Why You Should Reconsider Using Mothballs To Deter Critters From Your Bird Feeder

Moths eating your favorite sweaters and pests commandeering your bird feeder may be very separate problems, but people often use the same solution to solve both. Mothballs are a pesticide with a friendly facade. They are typically sold as small roundish balls, sometimes in fluorescent colors.  They began coming into homes in 1948 with the aim of keeping our closets free from fabric-chewing pests like moths and silverfish. Since then, they've not only become a popular wardrobe addition, but they've become the face of a pest-deterring hack that's meant to ward squirrels and other small critters away from your bird feeders.

Whether you've got an opossum problem you're using the pesticide for to get rid of them or squirrels who help themselves to every last bite of birdseed, you may have tried hanging up mothballs near your trees or placed them directly on a surface that's part of your feeder. With how successful these small repellants are with other pests, it would make sense. But in reality, their chemical-laden composition makes them a poor choice as they're dangerous to animals, humans, and the environment. Not only that, but they might not even be an effective measure. Here's why mothballs pose problems as outdoor pest repellents and why you should reconsider their use.

Mothballs are toxic and it's illegal to use them for alternative purposes

If you haven't already immediately stopped using mothballs, there's no time like the present. Their prevalence and the normalcy of seeing them in homes may have disguised their disadvantages well. If you can use them in your home, why would they be that hazardous? Many people might not realize that not only are they toxic for pets and animals, but they're toxic to humans, too. They're usually comprised of one or two chemicals — naphthalene or paradichlorobenzene. These compounds have strong fragrances that you likely are familiar with if you've used them before. Smelling the fumes or accidentally consuming them can have uncomfortable side effects for humans and animals, but in the long term, they could be potentially carcinogenic.

If you've stopped using them personally but repurposed them into a pest control method, there may be several serious ramifications to note. It may come as a surprise, but using mothballs for a different purpose is actually illegal. They should only be in sealed containers in closets — bringing them outside goes against their intended purpose.

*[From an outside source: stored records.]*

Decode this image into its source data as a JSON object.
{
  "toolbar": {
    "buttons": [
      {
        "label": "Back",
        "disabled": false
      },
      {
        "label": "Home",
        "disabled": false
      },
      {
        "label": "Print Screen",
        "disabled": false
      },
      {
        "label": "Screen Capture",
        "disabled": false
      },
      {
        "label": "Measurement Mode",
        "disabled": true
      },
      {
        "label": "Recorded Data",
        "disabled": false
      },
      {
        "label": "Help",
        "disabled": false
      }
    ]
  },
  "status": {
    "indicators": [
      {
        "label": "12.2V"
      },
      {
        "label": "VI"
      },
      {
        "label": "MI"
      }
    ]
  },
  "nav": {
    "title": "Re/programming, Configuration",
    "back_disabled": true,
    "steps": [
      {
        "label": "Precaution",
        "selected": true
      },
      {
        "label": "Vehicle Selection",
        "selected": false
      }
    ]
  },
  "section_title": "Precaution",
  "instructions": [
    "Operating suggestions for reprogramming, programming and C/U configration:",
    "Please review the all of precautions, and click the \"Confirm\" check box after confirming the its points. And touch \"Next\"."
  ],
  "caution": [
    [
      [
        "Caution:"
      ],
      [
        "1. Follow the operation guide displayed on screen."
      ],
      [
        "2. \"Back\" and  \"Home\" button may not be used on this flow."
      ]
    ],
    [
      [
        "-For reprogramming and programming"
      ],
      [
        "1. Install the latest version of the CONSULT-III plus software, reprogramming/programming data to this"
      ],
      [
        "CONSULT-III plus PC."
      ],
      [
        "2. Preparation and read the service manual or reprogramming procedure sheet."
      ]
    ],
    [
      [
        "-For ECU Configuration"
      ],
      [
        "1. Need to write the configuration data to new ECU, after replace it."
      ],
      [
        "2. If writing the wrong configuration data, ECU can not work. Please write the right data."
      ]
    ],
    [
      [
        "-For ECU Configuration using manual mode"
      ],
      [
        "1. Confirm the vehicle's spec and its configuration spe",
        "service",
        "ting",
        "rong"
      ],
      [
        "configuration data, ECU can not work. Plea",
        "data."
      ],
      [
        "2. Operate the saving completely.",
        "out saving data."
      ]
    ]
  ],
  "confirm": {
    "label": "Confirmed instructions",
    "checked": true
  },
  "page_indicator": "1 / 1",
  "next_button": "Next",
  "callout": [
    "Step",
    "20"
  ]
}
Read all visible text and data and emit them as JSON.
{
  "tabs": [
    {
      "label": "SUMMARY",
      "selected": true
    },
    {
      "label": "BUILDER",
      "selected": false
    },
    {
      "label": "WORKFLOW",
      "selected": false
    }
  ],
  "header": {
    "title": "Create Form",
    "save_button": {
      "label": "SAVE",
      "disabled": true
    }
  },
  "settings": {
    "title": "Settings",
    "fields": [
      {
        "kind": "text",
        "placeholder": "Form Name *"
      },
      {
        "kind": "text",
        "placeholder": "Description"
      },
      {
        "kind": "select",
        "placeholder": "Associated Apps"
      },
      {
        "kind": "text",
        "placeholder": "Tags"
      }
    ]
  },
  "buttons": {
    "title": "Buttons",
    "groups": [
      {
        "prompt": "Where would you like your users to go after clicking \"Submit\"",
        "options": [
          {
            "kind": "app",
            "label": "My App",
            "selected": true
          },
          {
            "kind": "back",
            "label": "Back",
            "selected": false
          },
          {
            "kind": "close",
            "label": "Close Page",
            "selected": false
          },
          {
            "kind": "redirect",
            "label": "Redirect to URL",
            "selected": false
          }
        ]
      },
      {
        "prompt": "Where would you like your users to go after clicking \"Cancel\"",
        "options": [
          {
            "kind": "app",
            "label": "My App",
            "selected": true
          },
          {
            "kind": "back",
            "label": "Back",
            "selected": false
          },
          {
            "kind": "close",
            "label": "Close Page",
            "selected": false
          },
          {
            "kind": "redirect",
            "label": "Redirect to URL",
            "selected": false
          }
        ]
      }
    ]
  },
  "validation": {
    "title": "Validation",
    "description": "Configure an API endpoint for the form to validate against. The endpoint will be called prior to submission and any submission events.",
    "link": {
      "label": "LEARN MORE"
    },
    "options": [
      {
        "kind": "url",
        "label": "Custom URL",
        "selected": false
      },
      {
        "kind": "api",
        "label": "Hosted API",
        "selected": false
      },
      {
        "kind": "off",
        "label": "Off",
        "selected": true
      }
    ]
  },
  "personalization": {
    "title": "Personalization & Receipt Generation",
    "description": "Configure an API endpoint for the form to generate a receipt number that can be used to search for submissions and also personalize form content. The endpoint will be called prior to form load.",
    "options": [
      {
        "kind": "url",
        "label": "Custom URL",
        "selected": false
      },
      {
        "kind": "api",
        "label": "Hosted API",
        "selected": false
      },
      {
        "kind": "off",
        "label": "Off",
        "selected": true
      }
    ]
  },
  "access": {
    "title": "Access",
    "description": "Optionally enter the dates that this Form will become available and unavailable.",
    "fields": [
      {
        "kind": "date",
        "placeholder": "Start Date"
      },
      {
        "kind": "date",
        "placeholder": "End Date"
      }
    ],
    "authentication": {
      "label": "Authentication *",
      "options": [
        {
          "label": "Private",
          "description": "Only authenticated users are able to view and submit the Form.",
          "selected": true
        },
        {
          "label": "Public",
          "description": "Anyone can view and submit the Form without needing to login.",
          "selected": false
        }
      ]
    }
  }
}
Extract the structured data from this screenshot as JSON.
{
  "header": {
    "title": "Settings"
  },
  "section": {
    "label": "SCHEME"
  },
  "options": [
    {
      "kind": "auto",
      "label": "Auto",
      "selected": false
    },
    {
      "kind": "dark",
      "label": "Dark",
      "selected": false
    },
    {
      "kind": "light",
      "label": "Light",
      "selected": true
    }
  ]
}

Humans and animals can both come into contact with them outside and experience health concerns. Not only that, but it can contaminate soil and water and potentially harm the plants, aquatic life, and wildlife that come into contact with the broken-down chemicals.

Mothballs may not be that effective for keeping pests away from your feeders

Toxicity to wildlife and humans is reason enough to leave mothballs in your closet — and to avoid breaking the law — but there's another strong argument for why it's not worth using them. When hung up near or placed around a bird feeder, there's very little proof that mothballs are even remotely effective at keeping pests away. And as the purpose states on the label, these outdoor creatures are a far cry from the pest they're made to deter in the first place. For starters, the strong odor mothballs emit is harder to detect and less effective in open-air areas. There also aren't any studies that back up the idea that these two chemicals are effective at forcefully removing creatures from your home and away from your feeders.

Instead, you can opt for squirrel-proof feeders that are designed to keep them away. Taking the time to occasionally rake away old seeds from the ground can also help clear away any leftovers that other animals will come for. There are other DIY methods to experiment with, too, that don't have these toxicity levels. Peppermint oil, for instance, can possibly repel squirrels and other pests like possums. And before you throw these chemical balls away, be sure to read up on the right way to dispose of mothballs so you don't accidentally allow them to leak into waterways, soil, or in areas where humans and animals spend time.